▸ **DATA SUPPLIED**
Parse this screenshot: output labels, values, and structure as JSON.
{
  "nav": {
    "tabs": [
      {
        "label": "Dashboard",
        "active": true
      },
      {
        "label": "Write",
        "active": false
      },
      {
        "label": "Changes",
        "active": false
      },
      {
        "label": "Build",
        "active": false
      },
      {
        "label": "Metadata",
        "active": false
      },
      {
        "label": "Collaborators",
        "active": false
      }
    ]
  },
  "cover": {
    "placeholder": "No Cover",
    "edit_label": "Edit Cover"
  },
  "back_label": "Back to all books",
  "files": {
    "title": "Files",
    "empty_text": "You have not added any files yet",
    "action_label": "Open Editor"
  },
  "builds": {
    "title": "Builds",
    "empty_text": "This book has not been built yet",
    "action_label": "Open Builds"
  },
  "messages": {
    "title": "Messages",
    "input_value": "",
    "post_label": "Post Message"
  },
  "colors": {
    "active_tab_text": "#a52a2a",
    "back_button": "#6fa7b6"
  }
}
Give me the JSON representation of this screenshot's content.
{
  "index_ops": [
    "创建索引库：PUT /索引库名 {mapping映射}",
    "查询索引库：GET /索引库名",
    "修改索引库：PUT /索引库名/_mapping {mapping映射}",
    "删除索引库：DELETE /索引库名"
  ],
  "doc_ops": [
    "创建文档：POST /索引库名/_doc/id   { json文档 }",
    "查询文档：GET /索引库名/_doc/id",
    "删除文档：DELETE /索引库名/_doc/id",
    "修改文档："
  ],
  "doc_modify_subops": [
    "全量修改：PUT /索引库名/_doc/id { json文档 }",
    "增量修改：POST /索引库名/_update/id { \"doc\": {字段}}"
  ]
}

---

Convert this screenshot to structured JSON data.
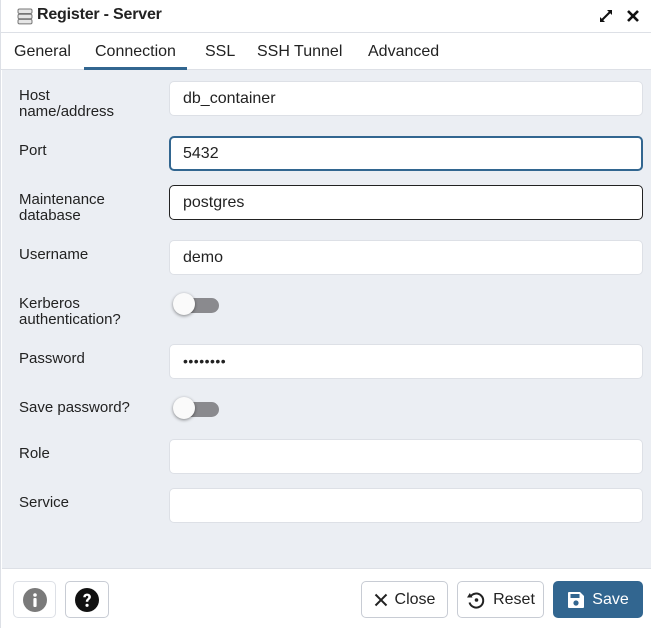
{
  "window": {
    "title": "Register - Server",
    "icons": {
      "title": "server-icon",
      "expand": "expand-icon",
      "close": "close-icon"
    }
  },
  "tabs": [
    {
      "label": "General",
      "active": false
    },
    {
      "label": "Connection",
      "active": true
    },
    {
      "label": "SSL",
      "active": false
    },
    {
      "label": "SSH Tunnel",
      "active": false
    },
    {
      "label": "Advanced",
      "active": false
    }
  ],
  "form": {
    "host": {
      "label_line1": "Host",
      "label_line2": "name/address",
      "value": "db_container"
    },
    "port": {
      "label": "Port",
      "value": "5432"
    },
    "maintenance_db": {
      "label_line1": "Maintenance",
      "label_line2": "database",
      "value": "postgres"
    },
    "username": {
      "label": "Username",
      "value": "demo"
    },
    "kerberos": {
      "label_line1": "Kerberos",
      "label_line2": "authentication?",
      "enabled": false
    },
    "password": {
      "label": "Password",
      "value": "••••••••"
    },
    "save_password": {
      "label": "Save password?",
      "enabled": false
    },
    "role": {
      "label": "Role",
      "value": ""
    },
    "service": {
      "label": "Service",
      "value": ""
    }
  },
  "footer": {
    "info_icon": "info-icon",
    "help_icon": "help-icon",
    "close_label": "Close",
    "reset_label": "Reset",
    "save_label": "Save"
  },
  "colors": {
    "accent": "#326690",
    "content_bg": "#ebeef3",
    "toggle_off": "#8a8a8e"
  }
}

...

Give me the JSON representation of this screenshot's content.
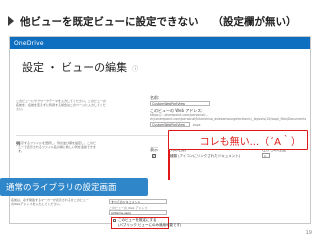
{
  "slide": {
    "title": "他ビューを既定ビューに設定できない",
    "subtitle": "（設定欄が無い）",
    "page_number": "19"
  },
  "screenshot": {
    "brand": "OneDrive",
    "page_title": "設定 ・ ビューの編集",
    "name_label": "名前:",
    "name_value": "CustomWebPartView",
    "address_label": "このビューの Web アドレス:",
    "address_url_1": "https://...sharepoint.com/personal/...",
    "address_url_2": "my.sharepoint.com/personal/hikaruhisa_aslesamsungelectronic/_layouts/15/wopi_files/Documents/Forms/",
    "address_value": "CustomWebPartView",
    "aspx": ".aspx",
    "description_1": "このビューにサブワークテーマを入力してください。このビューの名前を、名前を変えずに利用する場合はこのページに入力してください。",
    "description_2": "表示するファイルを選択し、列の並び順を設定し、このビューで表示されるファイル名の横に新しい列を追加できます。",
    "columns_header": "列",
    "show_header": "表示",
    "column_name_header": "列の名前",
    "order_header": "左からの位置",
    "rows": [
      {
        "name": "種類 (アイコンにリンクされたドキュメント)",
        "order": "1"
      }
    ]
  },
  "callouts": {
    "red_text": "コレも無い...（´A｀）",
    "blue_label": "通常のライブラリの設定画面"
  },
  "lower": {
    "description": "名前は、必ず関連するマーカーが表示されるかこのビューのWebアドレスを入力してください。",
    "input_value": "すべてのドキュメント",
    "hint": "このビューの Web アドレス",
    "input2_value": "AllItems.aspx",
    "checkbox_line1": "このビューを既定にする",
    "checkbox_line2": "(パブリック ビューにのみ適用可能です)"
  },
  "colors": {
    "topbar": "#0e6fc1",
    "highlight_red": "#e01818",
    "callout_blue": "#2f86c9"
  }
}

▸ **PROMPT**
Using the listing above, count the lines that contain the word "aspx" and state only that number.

▸ **EXERCISE RESPONSE**
2